Fiona has spent six years as an elected industry representative on the board of the CEC, two years on the board of Renewables SA and is also the Vice President of the REC Agents Association (RAA).
Wal Read was one of the pioneers of solar thermal engineering in Australia. The work by Wal Read and his colleague Roger Morse at the CSIRO in the 1950s made Australian solar hot water systems about 20% more efficient than other systems than currently in use.
Wal Read was an early honorary secretary of the Australian New Zealand Solar Energy Society and managed the Australian section of the International Solar Energy Society for many years, as well as the ISES headquarters in Melbourne until its move to Germany in 1994.
Zhengrong Shi was born in Wuxi, Jiangsu province, China and obtained his PhD at the School of Photovoltaic and Renewable Energy Engineering at UNSW.
He acquired Australian citizenship and returned to China in 2001 to set up his solar power company – Suntech Power, now the world’s largest manufacturer of solar panels.
Dr Shi was elected Fellow of the Australian Academy of Technological Sciences and Engineering in 2009.
In his early career, Dr Szokolay practised as an architect in Sydney and London. He taught in Liverpool, Nairobi, London and since 1974 at the University of Queensland.
He has been a consultant for several UN organisations, President of the ANZ Architectural Science Association, a director of the International Solar Energy Society, Chairman of the Australian New Zealand Solar Energy Society on two occasions, President of Passive and Low Energy Architecture International. He was also the founder of “Solar Energy Progress” an annual publication, which became “Solar Progress” in 1980.
Dr Szokolay has published over a dozen books and well over 150 research papers, mostly on solar energy and energy conservation in buildings, climatic design and sustainable architecture.
Dr Szokolay received the ANZSES ‘special award’ (2001), the Order of Australia (AM), for his solar work and the Centenary Award (2002) for his educational achievement.
Dr Muriel Watt is the Head of Energy Policy & Photovoltaics at IT Power Australia a leading international energy consultancy.

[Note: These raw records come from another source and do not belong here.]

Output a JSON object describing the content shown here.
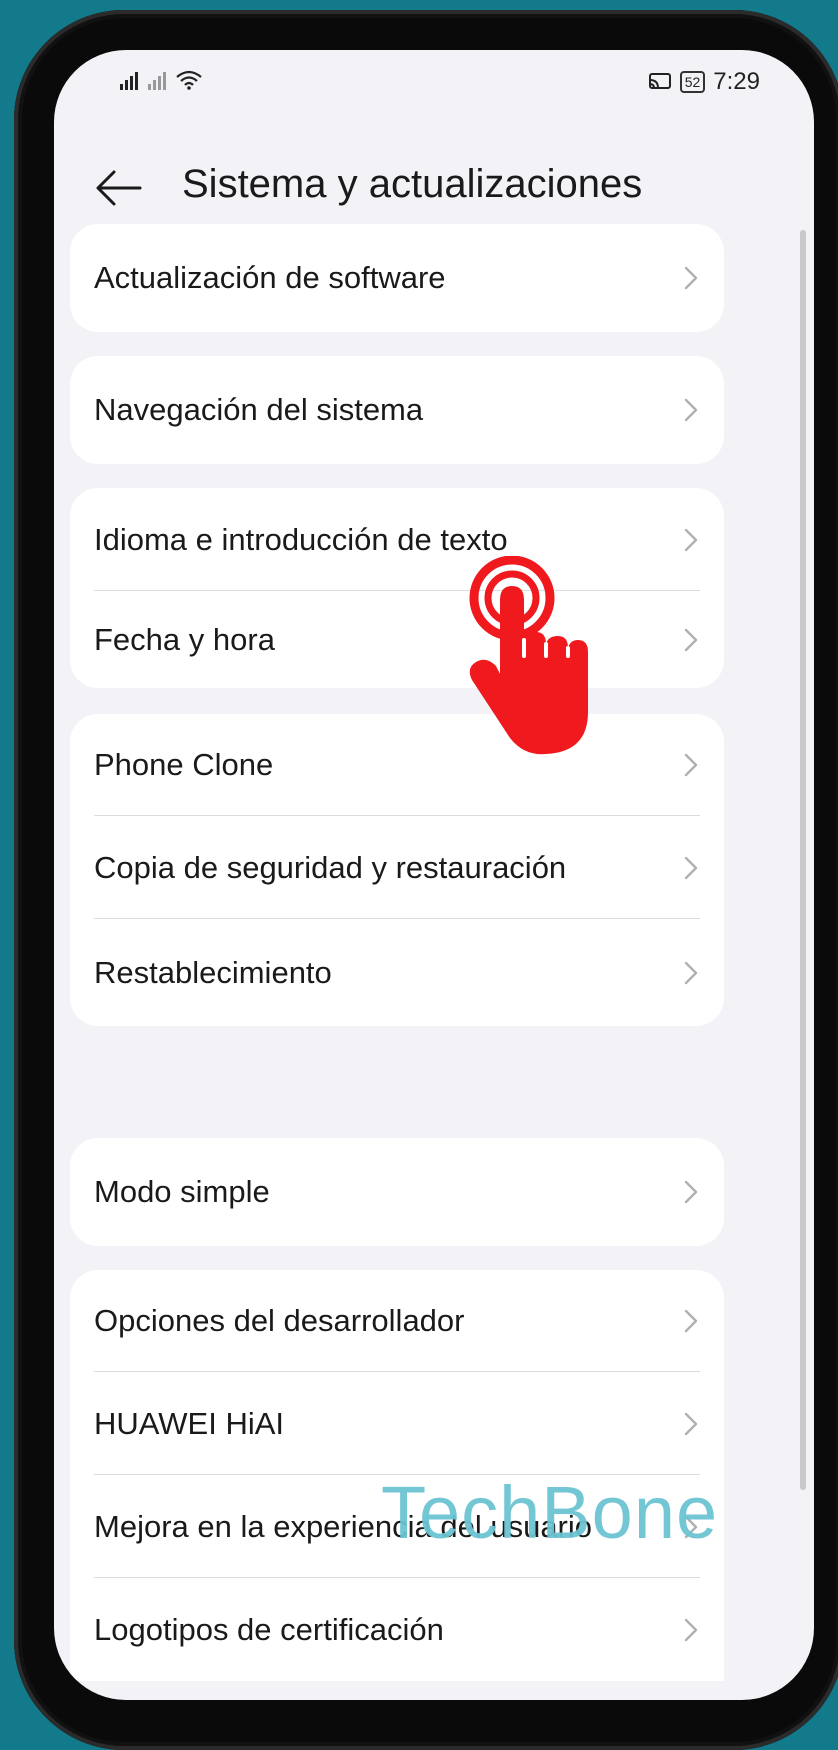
{
  "status_bar": {
    "time": "7:29",
    "battery": "52",
    "icons": [
      "signal-icon",
      "signal-icon-secondary",
      "wifi-icon",
      "cast-icon",
      "battery-icon"
    ]
  },
  "header": {
    "title": "Sistema y actualizaciones",
    "back_icon": "back-arrow-icon"
  },
  "groups": [
    {
      "items": [
        "Actualización de software"
      ]
    },
    {
      "items": [
        "Navegación del sistema"
      ]
    },
    {
      "items": [
        "Idioma e introducción de texto",
        "Fecha y hora"
      ]
    },
    {
      "items": [
        "Phone Clone",
        "Copia de seguridad y restauración",
        "Restablecimiento"
      ]
    },
    {
      "items": [
        "Modo simple"
      ]
    },
    {
      "items": [
        "Opciones del desarrollador",
        "HUAWEI HiAI",
        "Mejora en la experiencia del usuario",
        "Logotipos de certificación"
      ]
    }
  ],
  "overlay": {
    "watermark": "TechBone",
    "tap_indicator_color": "#f0191e"
  },
  "colors": {
    "background": "#127a8a",
    "screen": "#f2f2f7",
    "card": "#ffffff",
    "watermark": "#6cc4d2"
  }
}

Prior to this, she was a Senior Lecturer, School of Photovoltaics and Renewable Energy Engineering, UNSW, a role she retains on a part-time basis. She has worked in government energy agencies, private companies and the University on energy-related matters since 1980, with a strong focus on renewable energy research, development, technologies, deployment and policies.
She is the Australian representative and member of the management board of the Executive Committee of the International Energy Agency Photovoltaics Power Systems Programme, Chair of the Australian PV Association and a member of the Enterprise Connect Clean Technology Advisory Committee. Past appointments include Chair of ANZSES and Chair of the Policy Group for the Australian CRC for Renewable Energy.

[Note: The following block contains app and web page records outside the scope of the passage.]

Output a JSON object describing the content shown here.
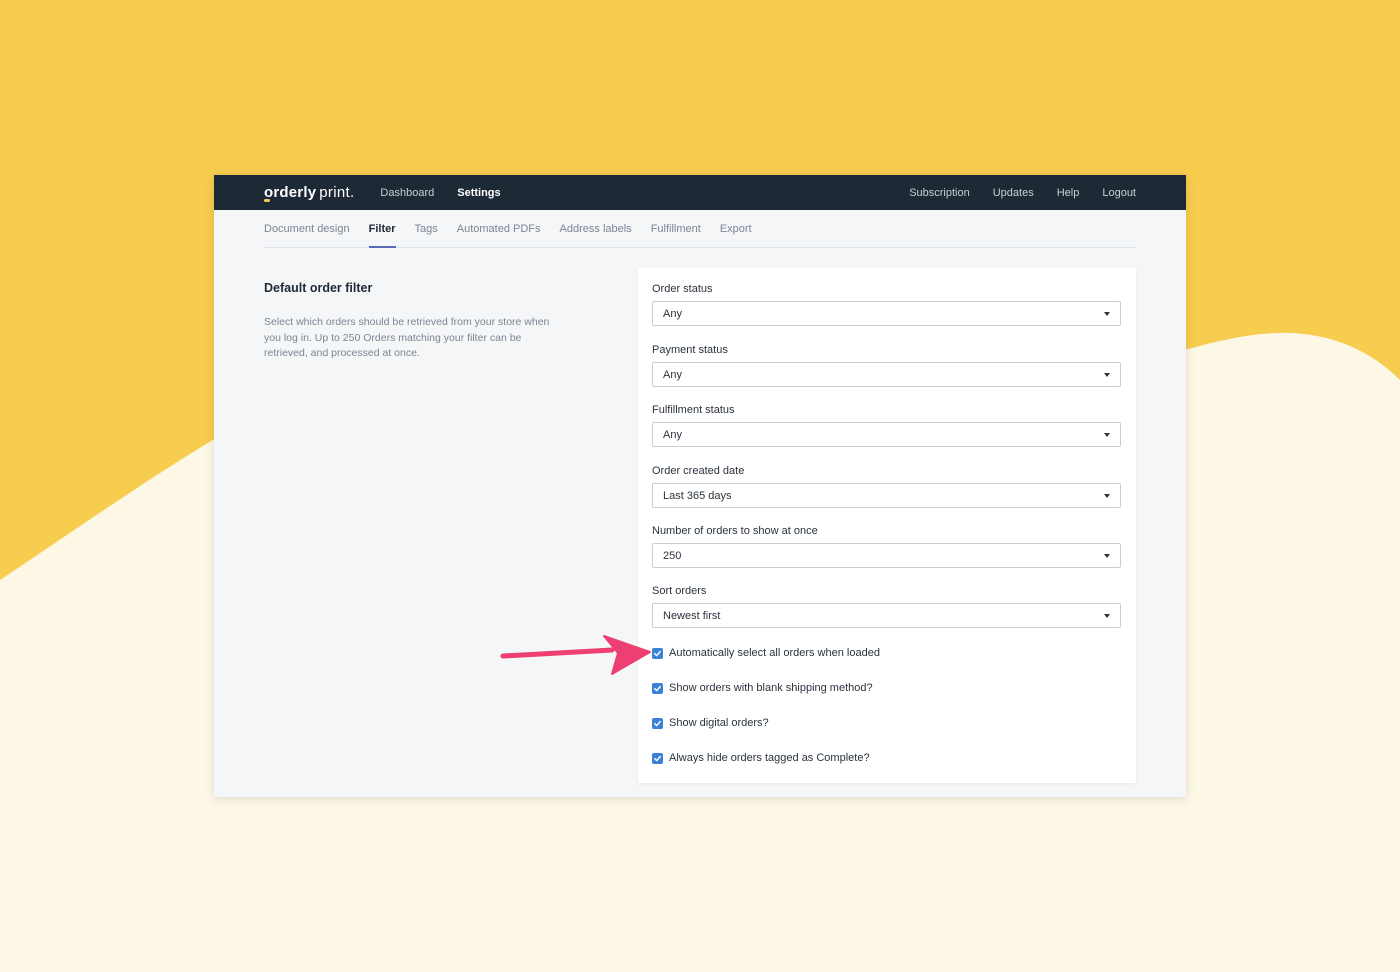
{
  "colors": {
    "background_yellow": "#f7cd4f",
    "background_cream": "#fdf8e6",
    "topbar": "#1e2936",
    "accent": "#5b6ab8",
    "checkbox": "#3b82d6",
    "arrow": "#ee3f72"
  },
  "brand": {
    "name_bold": "orderly",
    "name_light": "print."
  },
  "topnav": {
    "left": [
      {
        "label": "Dashboard",
        "active": false
      },
      {
        "label": "Settings",
        "active": true
      }
    ],
    "right": [
      {
        "label": "Subscription"
      },
      {
        "label": "Updates"
      },
      {
        "label": "Help"
      },
      {
        "label": "Logout"
      }
    ]
  },
  "subnav": [
    {
      "label": "Document design",
      "active": false
    },
    {
      "label": "Filter",
      "active": true
    },
    {
      "label": "Tags",
      "active": false
    },
    {
      "label": "Automated PDFs",
      "active": false
    },
    {
      "label": "Address labels",
      "active": false
    },
    {
      "label": "Fulfillment",
      "active": false
    },
    {
      "label": "Export",
      "active": false
    }
  ],
  "section": {
    "title": "Default order filter",
    "description": "Select which orders should be retrieved from your store when you log in. Up to 250 Orders matching your filter can be retrieved, and processed at once."
  },
  "fields": [
    {
      "label": "Order status",
      "value": "Any"
    },
    {
      "label": "Payment status",
      "value": "Any"
    },
    {
      "label": "Fulfillment status",
      "value": "Any"
    },
    {
      "label": "Order created date",
      "value": "Last 365 days"
    },
    {
      "label": "Number of orders to show at once",
      "value": "250"
    },
    {
      "label": "Sort orders",
      "value": "Newest first"
    }
  ],
  "checkboxes": [
    {
      "label": "Automatically select all orders when loaded",
      "checked": true
    },
    {
      "label": "Show orders with blank shipping method?",
      "checked": true
    },
    {
      "label": "Show digital orders?",
      "checked": true
    },
    {
      "label": "Always hide orders tagged as Complete?",
      "checked": true
    }
  ],
  "icons": {
    "arrow": "pointer-arrow-icon",
    "caret": "caret-down-icon",
    "check": "checkmark-icon"
  }
}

Scientia Professor Stuart Wenham was a pioneering researcher and inventor of solar technologies.
Director of the ARC Photovoltaic Centre of Excellence at UNSW’s Engineering Faculty his influence as an Australian engineer on the global transition to renewables was considerable.
In a career spanning more than a quarter-century, Professor Wenham invented or co-invented eight suites of solar cell technologies that have been licensed to solar cell makers around the world. The companies that have signed manufacturing, research and licensing agreements based on these technologies span the world and include world-leading solar makers like Suntech-Power, BP Solar, and Samsung, which have annual production volumes valued at hundreds of millions of dollars.
In 2007 Professor Wenham received the World Technology Award for Energy in recognition of these technologies and their growing impact on the performance and vitality of solar cell industry. In 2009 he received the IEEE’s William Cherry Award, for his outstanding contributions to the advancement of photovoltaic science and technology.
Wenham passed away peacefully on Saturday 23 December 2017.